The Northern Region Secretary of the National Democratic Congress has played down the influence of the running mate of the New Patriotic Party for the calamitous defeat the governing party suffered in the December elections.

Abdul Rauf Halid said the defeat was more as a result of the "political tsunami that swept through the entire country" than a seeming magical performance by the NPP running mate, Dr Mahamudu Bawumia.

The governing National Democratic Congress lost both the executive power and parliamentary majority in an election that saw the incumbent president John Mahama losing by over a million votes to his fiercest contender Nana Akufo-Addo who represented the opposition New Patriotic Party.
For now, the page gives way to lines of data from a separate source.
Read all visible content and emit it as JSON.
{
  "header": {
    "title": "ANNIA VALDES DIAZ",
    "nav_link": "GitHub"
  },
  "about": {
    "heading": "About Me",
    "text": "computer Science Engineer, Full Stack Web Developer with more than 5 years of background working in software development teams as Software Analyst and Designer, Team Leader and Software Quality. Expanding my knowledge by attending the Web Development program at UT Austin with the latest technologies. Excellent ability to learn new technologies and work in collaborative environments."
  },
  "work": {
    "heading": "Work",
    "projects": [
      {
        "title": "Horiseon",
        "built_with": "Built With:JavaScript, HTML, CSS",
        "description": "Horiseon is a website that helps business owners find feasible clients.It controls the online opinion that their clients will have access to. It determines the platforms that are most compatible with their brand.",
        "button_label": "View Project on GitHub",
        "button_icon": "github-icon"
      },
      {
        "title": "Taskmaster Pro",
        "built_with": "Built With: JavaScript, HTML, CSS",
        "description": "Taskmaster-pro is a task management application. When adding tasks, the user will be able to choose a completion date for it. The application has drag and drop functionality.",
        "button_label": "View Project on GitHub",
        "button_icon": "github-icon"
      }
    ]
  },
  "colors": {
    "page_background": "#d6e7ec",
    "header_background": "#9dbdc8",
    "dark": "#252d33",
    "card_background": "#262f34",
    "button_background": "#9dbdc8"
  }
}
The NPP who was in the minority in Parliament with 122 seats, now have a whopping 171 seats out of the 275 seats.

Even though it was a collective effort by the NPP in winning the election, the effort of Dr Bawumia has received national acclaim.
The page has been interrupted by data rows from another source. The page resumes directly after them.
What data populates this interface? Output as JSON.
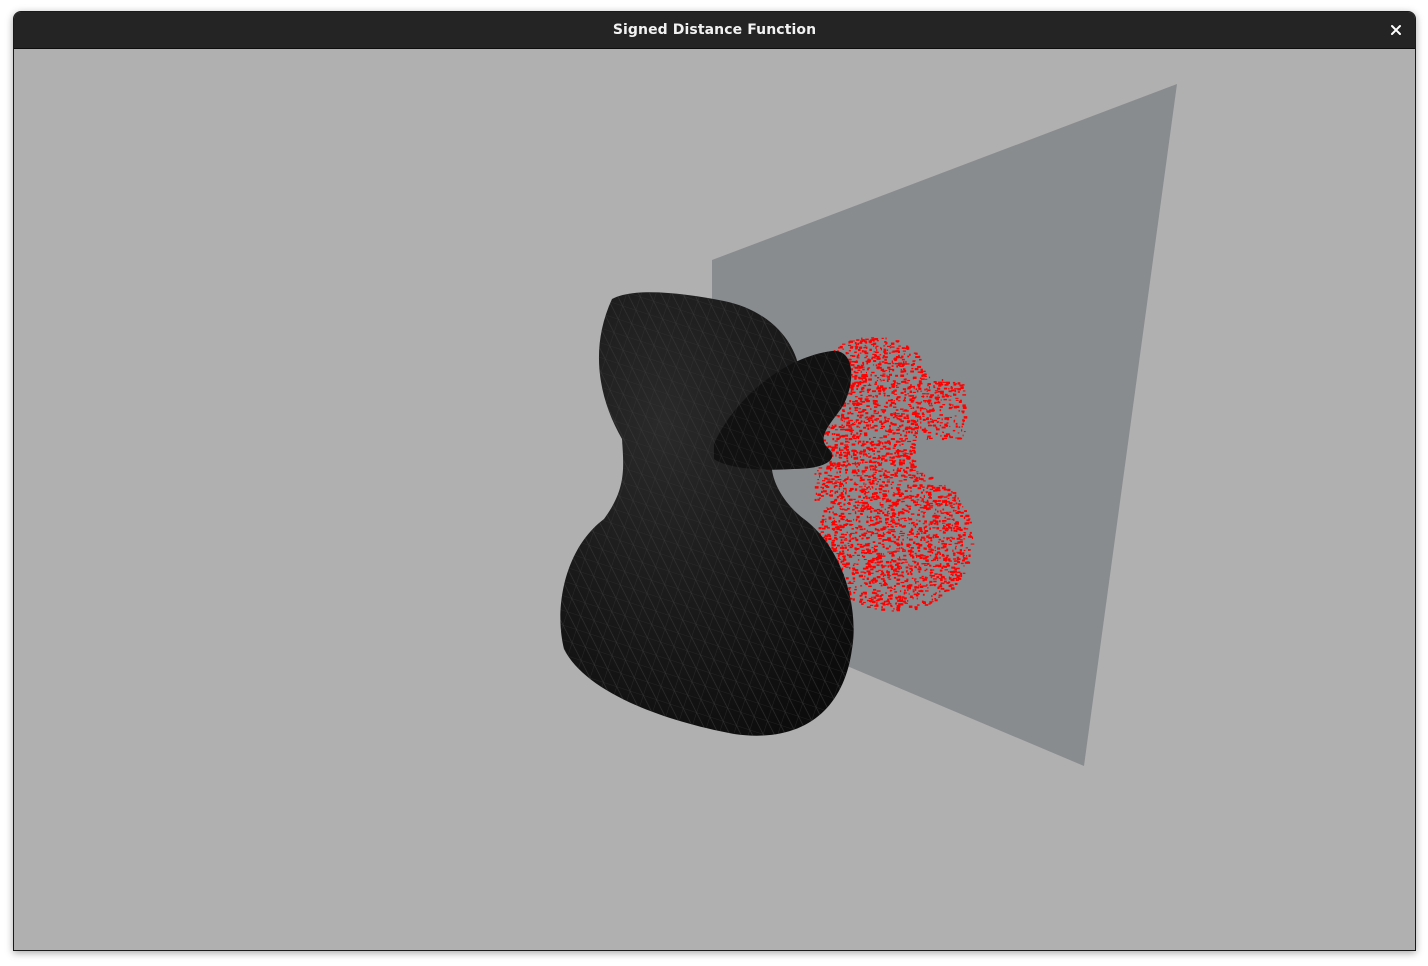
{
  "window": {
    "title": "Signed Distance Function",
    "close_icon": "close-icon"
  },
  "scene": {
    "background_color": "#b0b0b0",
    "plane_color": "#898c8e",
    "mesh_color": "#141414",
    "points_color": "#ff0000",
    "mesh_name": "duck",
    "mesh_style": "wireframe-shaded"
  }
}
His depth of knowledge on the country's economic issues, and piercing political jabs at the president and his vice appeared too hot to handle by spokespersons of the governing party.

The impressive results from the Northern Region where Bawumia hails from was a testament of the influence of the NPP running mate.

A region that is traditionally NDC, the opposition New Patriotic Party made massive inroads and won more seats than they did in the 2012 elections.

Even though they are yet to sit and have a regional postmortem of the election results, the Northern Region Secretary of the NDC said the defeat could not have been the ingenuity of Dr Bawumia.

He said there were other self inflicting reasons that made the party lose the elections.

According to him, internal wrangling between parliamentary candidates and District Chief Executives was part of the reason the party lost in the region.

Abdul Rauf Halid said as many as six seats were gifted to the NPP just because of the differences between the DCEs and parliamentary candidates.

He named some of the seats as  Nalerigu and Gushegu. He hopes that with better understanding the party will come out strong in the region in the next election.

He also dismissed assertions that the party was unable to manage its personnel well ahead of the election which led to some going independent.

Rauf Halid said even when some of the men were threatened with dismissal from the party, they still went independent thinking they were more popular than the party's candidate only for them to lose together with the party's candidate.